━━━ TASK INPUTS ━━━
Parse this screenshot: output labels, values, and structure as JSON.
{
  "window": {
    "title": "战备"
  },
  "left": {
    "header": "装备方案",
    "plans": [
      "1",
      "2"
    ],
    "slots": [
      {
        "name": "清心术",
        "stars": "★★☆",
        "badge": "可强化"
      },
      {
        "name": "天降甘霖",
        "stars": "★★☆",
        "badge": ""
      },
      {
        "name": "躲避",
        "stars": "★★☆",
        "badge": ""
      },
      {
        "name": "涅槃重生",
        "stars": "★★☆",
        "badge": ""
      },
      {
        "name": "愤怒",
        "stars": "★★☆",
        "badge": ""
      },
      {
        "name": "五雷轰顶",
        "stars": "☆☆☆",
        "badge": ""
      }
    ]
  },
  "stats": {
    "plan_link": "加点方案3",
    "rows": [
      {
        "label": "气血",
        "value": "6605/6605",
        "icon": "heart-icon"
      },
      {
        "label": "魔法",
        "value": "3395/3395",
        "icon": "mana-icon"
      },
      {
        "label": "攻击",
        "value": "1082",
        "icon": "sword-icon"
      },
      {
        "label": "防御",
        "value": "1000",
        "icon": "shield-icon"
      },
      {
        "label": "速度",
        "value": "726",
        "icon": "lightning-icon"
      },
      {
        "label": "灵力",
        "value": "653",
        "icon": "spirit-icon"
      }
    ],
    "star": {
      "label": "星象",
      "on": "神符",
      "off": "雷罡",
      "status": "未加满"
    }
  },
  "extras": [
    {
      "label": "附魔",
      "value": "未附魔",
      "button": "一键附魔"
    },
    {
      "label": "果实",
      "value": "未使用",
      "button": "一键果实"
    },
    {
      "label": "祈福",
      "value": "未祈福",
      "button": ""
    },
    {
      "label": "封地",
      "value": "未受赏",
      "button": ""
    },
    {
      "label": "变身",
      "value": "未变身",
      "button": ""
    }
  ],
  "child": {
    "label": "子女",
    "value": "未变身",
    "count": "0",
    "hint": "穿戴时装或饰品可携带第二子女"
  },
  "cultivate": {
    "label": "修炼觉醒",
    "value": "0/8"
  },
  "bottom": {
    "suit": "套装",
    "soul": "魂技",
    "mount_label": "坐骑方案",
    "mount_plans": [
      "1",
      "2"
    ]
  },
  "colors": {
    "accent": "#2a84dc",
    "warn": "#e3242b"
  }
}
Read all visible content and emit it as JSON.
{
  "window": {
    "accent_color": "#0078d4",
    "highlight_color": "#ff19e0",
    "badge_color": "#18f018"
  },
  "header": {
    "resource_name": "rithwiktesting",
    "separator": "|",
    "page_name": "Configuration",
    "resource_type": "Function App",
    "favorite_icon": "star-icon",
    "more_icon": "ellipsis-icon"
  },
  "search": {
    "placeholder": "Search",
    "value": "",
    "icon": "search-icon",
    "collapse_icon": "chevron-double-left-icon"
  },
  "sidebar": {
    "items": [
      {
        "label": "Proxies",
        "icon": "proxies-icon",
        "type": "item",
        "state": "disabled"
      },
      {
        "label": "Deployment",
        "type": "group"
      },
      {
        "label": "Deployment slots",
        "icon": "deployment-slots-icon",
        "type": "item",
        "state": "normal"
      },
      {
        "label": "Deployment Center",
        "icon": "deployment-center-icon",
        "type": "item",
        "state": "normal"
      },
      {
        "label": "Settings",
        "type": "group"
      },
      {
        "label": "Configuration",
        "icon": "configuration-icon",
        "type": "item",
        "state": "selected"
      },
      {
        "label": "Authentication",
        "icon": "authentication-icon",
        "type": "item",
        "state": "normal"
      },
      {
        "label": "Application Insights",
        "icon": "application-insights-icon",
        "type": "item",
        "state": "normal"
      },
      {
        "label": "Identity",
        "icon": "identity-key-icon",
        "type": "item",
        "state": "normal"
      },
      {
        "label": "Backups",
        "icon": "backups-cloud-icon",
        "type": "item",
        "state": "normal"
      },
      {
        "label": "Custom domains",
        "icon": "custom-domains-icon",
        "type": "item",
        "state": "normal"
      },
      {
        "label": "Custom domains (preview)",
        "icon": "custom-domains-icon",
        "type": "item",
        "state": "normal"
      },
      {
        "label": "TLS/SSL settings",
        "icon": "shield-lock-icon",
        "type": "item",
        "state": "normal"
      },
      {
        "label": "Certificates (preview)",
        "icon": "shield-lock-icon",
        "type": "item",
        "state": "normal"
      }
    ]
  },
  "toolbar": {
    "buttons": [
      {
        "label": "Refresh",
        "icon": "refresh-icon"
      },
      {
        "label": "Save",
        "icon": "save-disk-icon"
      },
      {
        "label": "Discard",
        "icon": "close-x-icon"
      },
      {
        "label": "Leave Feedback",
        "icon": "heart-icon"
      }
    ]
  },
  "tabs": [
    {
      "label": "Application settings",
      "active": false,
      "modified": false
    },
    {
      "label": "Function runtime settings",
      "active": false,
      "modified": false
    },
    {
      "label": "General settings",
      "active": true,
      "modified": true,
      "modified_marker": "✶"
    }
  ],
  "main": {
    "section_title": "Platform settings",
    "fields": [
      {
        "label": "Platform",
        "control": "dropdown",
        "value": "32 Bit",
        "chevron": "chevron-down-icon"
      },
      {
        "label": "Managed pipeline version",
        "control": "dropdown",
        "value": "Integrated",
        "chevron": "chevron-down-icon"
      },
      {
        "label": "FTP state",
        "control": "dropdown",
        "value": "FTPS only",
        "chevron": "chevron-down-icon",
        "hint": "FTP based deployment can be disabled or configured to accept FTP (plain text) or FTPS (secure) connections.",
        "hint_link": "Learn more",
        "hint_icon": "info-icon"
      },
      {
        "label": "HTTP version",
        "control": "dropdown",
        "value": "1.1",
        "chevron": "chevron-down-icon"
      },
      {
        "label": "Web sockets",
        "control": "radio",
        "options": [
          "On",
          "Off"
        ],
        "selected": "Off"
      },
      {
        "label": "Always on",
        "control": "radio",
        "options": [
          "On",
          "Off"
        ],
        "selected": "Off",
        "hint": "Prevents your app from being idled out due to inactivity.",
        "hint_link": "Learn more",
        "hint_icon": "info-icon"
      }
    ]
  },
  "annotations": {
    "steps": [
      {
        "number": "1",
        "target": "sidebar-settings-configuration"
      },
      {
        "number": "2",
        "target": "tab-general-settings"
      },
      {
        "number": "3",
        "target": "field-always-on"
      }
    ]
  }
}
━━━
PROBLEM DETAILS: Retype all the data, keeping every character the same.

SOLUTION TO THE EXERCISE:
Parse this screenshot: output labels, values, and structure as JSON.
{
  "window": {
    "title": "战备"
  },
  "left": {
    "header": "装备方案",
    "plans": [
      "1",
      "2"
    ],
    "slots": [
      {
        "name": "清心术",
        "stars": "★★☆",
        "badge": "可强化"
      },
      {
        "name": "天降甘霖",
        "stars": "★★☆",
        "badge": ""
      },
      {
        "name": "躲避",
        "stars": "★★☆",
        "badge": ""
      },
      {
        "name": "涅槃重生",
        "stars": "★★☆",
        "badge": ""
      },
      {
        "name": "愤怒",
        "stars": "★★☆",
        "badge": ""
      },
      {
        "name": "五雷轰顶",
        "stars": "☆☆☆",
        "badge": ""
      }
    ]
  },
  "stats": {
    "plan_link": "加点方案3",
    "rows": [
      {
        "label": "气血",
        "value": "6605/6605",
        "icon": "heart-icon"
      },
      {
        "label": "魔法",
        "value": "3395/3395",
        "icon": "mana-icon"
      },
      {
        "label": "攻击",
        "value": "1082",
        "icon": "sword-icon"
      },
      {
        "label": "防御",
        "value": "1000",
        "icon": "shield-icon"
      },
      {
        "label": "速度",
        "value": "726",
        "icon": "lightning-icon"
      },
      {
        "label": "灵力",
        "value": "653",
        "icon": "spirit-icon"
      }
    ],
    "star": {
      "label": "星象",
      "on": "神符",
      "off": "雷罡",
      "status": "未加满"
    }
  },
  "extras": [
    {
      "label": "附魔",
      "value": "未附魔",
      "button": "一键附魔"
    },
    {
      "label": "果实",
      "value": "未使用",
      "button": "一键果实"
    },
    {
      "label": "祈福",
      "value": "未祈福",
      "button": ""
    },
    {
      "label": "封地",
      "value": "未受赏",
      "button": ""
    },
    {
      "label": "变身",
      "value": "未变身",
      "button": ""
    }
  ],
  "child": {
    "label": "子女",
    "value": "未变身",
    "count": "0",
    "hint": "穿戴时装或饰品可携带第二子女"
  },
  "cultivate": {
    "label": "修炼觉醒",
    "value": "0/8"
  },
  "bottom": {
    "suit": "套装",
    "soul": "魂技",
    "mount_label": "坐骑方案",
    "mount_plans": [
      "1",
      "2"
    ]
  },
  "colors": {
    "accent": "#2a84dc",
    "warn": "#e3242b"
  }
}
Read all visible content and emit it as JSON.
{
  "window": {
    "accent_color": "#0078d4",
    "highlight_color": "#ff19e0",
    "badge_color": "#18f018"
  },
  "header": {
    "resource_name": "rithwiktesting",
    "separator": "|",
    "page_name": "Configuration",
    "resource_type": "Function App",
    "favorite_icon": "star-icon",
    "more_icon": "ellipsis-icon"
  },
  "search": {
    "placeholder": "Search",
    "value": "",
    "icon": "search-icon",
    "collapse_icon": "chevron-double-left-icon"
  },
  "sidebar": {
    "items": [
      {
        "label": "Proxies",
        "icon": "proxies-icon",
        "type": "item",
        "state": "disabled"
      },
      {
        "label": "Deployment",
        "type": "group"
      },
      {
        "label": "Deployment slots",
        "icon": "deployment-slots-icon",
        "type": "item",
        "state": "normal"
      },
      {
        "label": "Deployment Center",
        "icon": "deployment-center-icon",
        "type": "item",
        "state": "normal"
      },
      {
        "label": "Settings",
        "type": "group"
      },
      {
        "label": "Configuration",
        "icon": "configuration-icon",
        "type": "item",
        "state": "selected"
      },
      {
        "label": "Authentication",
        "icon": "authentication-icon",
        "type": "item",
        "state": "normal"
      },
      {
        "label": "Application Insights",
        "icon": "application-insights-icon",
        "type": "item",
        "state": "normal"
      },
      {
        "label": "Identity",
        "icon": "identity-key-icon",
        "type": "item",
        "state": "normal"
      },
      {
        "label": "Backups",
        "icon": "backups-cloud-icon",
        "type": "item",
        "state": "normal"
      },
      {
        "label": "Custom domains",
        "icon": "custom-domains-icon",
        "type": "item",
        "state": "normal"
      },
      {
        "label": "Custom domains (preview)",
        "icon": "custom-domains-icon",
        "type": "item",
        "state": "normal"
      },
      {
        "label": "TLS/SSL settings",
        "icon": "shield-lock-icon",
        "type": "item",
        "state": "normal"
      },
      {
        "label": "Certificates (preview)",
        "icon": "shield-lock-icon",
        "type": "item",
        "state": "normal"
      }
    ]
  },
  "toolbar": {
    "buttons": [
      {
        "label": "Refresh",
        "icon": "refresh-icon"
      },
      {
        "label": "Save",
        "icon": "save-disk-icon"
      },
      {
        "label": "Discard",
        "icon": "close-x-icon"
      },
      {
        "label": "Leave Feedback",
        "icon": "heart-icon"
      }
    ]
  },
  "tabs": [
    {
      "label": "Application settings",
      "active": false,
      "modified": false
    },
    {
      "label": "Function runtime settings",
      "active": false,
      "modified": false
    },
    {
      "label": "General settings",
      "active": true,
      "modified": true,
      "modified_marker": "✶"
    }
  ],
  "main": {
    "section_title": "Platform settings",
    "fields": [
      {
        "label": "Platform",
        "control": "dropdown",
        "value": "32 Bit",
        "chevron": "chevron-down-icon"
      },
      {
        "label": "Managed pipeline version",
        "control": "dropdown",
        "value": "Integrated",
        "chevron": "chevron-down-icon"
      },
      {
        "label": "FTP state",
        "control": "dropdown",
        "value": "FTPS only",
        "chevron": "chevron-down-icon",
        "hint": "FTP based deployment can be disabled or configured to accept FTP (plain text) or FTPS (secure) connections.",
        "hint_link": "Learn more",
        "hint_icon": "info-icon"
      },
      {
        "label": "HTTP version",
        "control": "dropdown",
        "value": "1.1",
        "chevron": "chevron-down-icon"
      },
      {
        "label": "Web sockets",
        "control": "radio",
        "options": [
          "On",
          "Off"
        ],
        "selected": "Off"
      },
      {
        "label": "Always on",
        "control": "radio",
        "options": [
          "On",
          "Off"
        ],
        "selected": "Off",
        "hint": "Prevents your app from being idled out due to inactivity.",
        "hint_link": "Learn more",
        "hint_icon": "info-icon"
      }
    ]
  },
  "annotations": {
    "steps": [
      {
        "number": "1",
        "target": "sidebar-settings-configuration"
      },
      {
        "number": "2",
        "target": "tab-general-settings"
      },
      {
        "number": "3",
        "target": "field-always-on"
      }
    ]
  }
}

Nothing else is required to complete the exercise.